CAIRO – 8 October 2017: Armored with a strong vision and deep beliefs that disability is never the problem of a person, but rather the barriers that the society and other people put in their way are, “Helm” (Dream) Foundation has adopted a mission to promote the full inclusion of persons with disabilities in all aspects of life in Egyptian society.
First launched in 2014 as an initiative to facilitate the employment of people with disabilities, the foundation has quickly expanded, providing trainings for business companies to accommodate them and guarantee their full inclusion, working with the government to provide accessible streets, and soon launching the first mobile application in the Middle East, where you can find the nearest accessible facilities, barber shops, restaurants, mosques, etc. and know exactly which barriers you would find there.
“We want to provide an opportunity for people and tell them that everyone has a value,” Ramez Maher, manager and co-founder of Helm Foundation told Egypt Today.
Helm is working with companies and governorates, offering mentoring and guidance, and it is also providing support to persons with disabilities (PWD), through counselling and training.
Helm Career Advisers help PWD with job search strategies, such as writing a compelling resume and developing adequate interviewing skills. It also provides guidance to suitable training programs, employment opportunities and accessible services and facilities. Moreover, out of 300 volunteers, many of Helm’s team members are great models of inspirational PWD, who have been able to prove themselves despite the challenges.
“Helm is about ability not disability,” says Ayman Gamal, Helm’s public relations and graphic designer, who has himself been breaking one barrier after the other, having suffered from physical and speech impairment due to nerves problems.

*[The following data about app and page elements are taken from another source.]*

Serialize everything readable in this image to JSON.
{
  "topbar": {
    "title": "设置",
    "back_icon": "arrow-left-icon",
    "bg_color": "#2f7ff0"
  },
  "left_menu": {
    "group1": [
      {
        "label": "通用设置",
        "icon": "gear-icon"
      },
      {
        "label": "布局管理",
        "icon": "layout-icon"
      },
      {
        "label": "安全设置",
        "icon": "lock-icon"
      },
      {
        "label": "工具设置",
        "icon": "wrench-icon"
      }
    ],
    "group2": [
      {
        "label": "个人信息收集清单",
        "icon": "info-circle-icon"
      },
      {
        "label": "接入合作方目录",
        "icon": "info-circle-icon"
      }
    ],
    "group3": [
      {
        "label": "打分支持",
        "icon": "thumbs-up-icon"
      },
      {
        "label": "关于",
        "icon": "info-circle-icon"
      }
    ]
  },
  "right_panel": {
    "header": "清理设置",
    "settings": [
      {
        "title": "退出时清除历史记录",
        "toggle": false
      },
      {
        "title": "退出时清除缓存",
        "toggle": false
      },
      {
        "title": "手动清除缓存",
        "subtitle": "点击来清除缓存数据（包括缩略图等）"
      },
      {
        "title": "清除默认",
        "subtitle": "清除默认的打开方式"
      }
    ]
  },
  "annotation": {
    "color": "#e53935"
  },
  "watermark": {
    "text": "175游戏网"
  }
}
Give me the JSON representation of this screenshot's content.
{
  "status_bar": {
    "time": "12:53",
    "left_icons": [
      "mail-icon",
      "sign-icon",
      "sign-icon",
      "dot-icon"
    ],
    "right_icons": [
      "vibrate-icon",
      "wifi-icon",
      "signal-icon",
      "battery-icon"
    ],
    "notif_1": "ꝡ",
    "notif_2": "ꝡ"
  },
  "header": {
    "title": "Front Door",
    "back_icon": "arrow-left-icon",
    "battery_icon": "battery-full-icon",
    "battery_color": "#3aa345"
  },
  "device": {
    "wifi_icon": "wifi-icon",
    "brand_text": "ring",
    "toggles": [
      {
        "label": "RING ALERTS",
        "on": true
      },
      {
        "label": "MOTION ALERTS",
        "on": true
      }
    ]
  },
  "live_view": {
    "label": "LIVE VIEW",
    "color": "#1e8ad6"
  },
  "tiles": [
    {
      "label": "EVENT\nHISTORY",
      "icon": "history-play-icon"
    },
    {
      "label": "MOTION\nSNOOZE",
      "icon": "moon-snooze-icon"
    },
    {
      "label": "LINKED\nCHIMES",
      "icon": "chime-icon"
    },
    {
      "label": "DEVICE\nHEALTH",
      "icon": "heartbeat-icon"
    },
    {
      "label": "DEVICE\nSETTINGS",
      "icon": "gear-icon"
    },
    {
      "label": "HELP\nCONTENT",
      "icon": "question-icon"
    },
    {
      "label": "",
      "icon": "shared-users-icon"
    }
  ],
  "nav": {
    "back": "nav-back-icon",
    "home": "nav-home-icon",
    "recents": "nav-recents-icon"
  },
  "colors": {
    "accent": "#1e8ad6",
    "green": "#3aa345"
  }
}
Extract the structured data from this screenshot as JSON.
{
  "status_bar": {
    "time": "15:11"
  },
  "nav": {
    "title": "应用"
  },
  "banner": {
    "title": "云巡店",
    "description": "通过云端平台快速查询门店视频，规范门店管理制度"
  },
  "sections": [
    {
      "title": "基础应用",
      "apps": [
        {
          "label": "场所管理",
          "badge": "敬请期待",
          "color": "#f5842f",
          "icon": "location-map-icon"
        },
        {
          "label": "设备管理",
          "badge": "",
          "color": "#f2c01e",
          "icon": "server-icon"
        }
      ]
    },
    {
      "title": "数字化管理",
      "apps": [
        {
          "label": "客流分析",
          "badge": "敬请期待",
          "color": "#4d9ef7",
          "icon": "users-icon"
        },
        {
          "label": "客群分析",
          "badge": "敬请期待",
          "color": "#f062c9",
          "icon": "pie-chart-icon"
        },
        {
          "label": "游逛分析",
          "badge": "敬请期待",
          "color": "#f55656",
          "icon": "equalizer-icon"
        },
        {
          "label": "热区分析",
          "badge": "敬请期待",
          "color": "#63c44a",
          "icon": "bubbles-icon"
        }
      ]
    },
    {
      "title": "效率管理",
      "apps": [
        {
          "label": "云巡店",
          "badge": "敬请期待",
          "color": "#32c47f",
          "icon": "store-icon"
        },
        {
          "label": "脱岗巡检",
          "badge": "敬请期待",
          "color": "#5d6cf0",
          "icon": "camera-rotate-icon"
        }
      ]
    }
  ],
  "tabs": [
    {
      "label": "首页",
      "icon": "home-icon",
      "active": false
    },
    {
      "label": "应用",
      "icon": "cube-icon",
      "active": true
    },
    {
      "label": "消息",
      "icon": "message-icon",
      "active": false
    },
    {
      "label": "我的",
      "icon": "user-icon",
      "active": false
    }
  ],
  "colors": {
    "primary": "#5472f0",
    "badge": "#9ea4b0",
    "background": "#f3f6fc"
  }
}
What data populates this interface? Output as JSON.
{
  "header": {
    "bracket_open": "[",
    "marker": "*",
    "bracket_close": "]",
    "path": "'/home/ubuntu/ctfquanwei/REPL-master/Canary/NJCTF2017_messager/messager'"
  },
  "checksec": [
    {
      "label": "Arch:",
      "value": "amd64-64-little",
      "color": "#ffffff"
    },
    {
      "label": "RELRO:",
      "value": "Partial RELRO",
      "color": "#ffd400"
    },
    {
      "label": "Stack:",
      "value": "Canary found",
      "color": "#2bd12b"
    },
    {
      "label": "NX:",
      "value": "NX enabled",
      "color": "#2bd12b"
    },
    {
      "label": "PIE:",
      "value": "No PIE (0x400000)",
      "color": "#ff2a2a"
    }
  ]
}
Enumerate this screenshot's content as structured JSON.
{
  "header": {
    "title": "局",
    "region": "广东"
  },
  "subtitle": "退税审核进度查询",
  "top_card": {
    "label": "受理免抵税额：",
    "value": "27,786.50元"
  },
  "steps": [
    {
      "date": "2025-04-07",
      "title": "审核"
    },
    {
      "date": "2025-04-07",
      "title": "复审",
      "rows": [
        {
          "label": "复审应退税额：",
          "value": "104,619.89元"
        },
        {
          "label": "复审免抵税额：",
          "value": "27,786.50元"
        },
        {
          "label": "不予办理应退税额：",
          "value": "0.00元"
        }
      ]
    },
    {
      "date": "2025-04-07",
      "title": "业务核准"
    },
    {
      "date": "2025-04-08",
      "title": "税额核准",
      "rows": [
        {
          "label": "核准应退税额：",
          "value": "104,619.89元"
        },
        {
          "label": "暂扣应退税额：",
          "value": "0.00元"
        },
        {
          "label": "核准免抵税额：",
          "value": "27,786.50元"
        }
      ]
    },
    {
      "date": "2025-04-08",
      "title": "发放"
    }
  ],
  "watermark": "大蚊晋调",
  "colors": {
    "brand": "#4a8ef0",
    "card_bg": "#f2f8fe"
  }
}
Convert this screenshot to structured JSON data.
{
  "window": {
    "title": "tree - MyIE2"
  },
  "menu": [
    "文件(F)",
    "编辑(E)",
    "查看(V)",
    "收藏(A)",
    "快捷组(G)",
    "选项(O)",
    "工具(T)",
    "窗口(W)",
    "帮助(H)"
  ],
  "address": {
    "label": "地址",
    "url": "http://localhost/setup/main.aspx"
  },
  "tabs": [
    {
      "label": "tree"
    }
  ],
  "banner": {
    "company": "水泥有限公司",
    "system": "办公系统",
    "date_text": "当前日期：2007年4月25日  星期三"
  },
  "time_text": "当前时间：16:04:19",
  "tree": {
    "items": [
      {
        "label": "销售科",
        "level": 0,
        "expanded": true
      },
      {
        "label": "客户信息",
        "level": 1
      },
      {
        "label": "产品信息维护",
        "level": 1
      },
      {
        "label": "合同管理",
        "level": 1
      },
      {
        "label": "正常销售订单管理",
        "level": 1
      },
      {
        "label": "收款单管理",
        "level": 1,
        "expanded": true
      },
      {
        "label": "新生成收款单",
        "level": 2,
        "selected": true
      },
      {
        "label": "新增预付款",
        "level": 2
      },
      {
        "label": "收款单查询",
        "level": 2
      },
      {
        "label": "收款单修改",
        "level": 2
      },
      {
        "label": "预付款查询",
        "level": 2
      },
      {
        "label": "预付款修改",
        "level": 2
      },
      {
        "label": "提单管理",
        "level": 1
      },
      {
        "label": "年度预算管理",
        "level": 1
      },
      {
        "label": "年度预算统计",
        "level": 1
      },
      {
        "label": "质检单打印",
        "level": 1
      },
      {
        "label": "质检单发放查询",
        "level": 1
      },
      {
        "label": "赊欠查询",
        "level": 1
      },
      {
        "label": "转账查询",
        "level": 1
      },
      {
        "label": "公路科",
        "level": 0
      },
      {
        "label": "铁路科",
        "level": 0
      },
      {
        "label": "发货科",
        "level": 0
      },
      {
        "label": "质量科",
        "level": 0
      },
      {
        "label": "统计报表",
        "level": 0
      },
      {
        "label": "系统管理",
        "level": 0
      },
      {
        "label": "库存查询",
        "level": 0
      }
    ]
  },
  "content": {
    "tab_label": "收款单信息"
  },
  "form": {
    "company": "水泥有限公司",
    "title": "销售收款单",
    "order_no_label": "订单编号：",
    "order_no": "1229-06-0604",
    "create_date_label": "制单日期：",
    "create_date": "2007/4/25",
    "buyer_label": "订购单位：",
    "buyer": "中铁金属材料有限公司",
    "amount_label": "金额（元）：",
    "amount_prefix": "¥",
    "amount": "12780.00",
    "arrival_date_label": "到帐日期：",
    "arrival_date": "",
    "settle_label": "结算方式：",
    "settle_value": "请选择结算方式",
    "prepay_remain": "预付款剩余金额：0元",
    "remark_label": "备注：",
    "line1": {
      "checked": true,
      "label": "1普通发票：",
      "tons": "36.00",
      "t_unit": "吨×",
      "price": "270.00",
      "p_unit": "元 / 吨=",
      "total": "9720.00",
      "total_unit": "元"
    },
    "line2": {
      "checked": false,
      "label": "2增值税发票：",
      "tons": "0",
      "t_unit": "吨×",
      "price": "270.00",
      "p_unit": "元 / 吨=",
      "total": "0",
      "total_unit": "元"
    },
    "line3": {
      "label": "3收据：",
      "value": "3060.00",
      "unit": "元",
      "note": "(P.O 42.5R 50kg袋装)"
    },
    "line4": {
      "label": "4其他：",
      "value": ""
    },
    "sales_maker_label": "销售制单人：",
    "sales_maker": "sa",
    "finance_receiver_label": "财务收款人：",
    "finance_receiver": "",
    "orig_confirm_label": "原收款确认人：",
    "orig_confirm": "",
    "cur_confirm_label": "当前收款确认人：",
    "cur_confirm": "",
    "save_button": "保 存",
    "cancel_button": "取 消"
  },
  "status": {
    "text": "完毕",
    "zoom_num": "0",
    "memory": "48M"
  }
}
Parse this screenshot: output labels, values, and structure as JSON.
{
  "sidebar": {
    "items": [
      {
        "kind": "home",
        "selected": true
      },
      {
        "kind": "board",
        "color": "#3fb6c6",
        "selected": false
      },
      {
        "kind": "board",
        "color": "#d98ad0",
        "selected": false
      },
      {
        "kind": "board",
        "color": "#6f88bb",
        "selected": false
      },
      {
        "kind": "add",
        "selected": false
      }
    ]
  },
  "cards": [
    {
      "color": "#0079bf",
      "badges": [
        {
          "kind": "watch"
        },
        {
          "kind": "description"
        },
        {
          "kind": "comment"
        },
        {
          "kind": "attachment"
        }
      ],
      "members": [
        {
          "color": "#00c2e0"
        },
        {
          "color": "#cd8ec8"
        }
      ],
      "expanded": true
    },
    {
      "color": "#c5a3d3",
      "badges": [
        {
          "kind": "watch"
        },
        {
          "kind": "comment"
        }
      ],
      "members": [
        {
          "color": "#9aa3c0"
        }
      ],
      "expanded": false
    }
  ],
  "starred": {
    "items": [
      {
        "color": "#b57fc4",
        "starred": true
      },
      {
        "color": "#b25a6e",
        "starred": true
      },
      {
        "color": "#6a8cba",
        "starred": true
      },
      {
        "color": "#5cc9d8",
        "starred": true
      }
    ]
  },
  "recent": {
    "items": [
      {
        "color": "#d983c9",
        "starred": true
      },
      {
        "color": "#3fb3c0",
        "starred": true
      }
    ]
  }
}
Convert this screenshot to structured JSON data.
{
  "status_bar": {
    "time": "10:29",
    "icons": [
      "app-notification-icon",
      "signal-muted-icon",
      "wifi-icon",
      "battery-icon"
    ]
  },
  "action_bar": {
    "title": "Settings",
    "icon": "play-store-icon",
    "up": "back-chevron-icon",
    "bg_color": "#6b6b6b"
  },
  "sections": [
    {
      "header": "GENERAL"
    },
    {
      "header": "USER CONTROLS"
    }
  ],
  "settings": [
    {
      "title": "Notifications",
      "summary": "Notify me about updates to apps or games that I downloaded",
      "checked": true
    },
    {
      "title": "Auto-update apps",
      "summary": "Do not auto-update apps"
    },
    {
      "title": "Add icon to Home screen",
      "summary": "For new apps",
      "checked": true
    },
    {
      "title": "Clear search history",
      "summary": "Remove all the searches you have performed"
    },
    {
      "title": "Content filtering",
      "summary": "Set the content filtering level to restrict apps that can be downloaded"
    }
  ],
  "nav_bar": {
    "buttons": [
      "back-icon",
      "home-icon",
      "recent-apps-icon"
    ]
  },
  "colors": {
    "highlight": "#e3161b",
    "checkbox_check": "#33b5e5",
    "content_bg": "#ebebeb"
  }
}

The foundation also works with employers to be able to accommodate PWD in their companies, whether in terms of facilities or work environment. Helm experts provide assistance, mentoring and training to help companies integrate disability candidates and have an effective management approach.
“We tell them that the person is not the problem; they are the ones who have to break the barriers in their companies,” Maher states.
Helm has also partnered with Cairo Governorate to establish the first accessible street around Cairo University; and it is currently working with Luxor governor and the Ministry of Antiquities to replicate and expand the project.
“The objective is to support the government to know how to have an accessible street … and to be able to replicate it elsewhere,” Maher explains, adding that Helm is also working towards the same objective in metro stations.
“If you still haven’t joined Helm, there is something missing in your life,” Mariam Kamal, one of Helm’s ambassadors, who overcame her visual impairment and became one of Helm’s most active members, tells Egypt Today. “Every time I am with them, I am very proud.”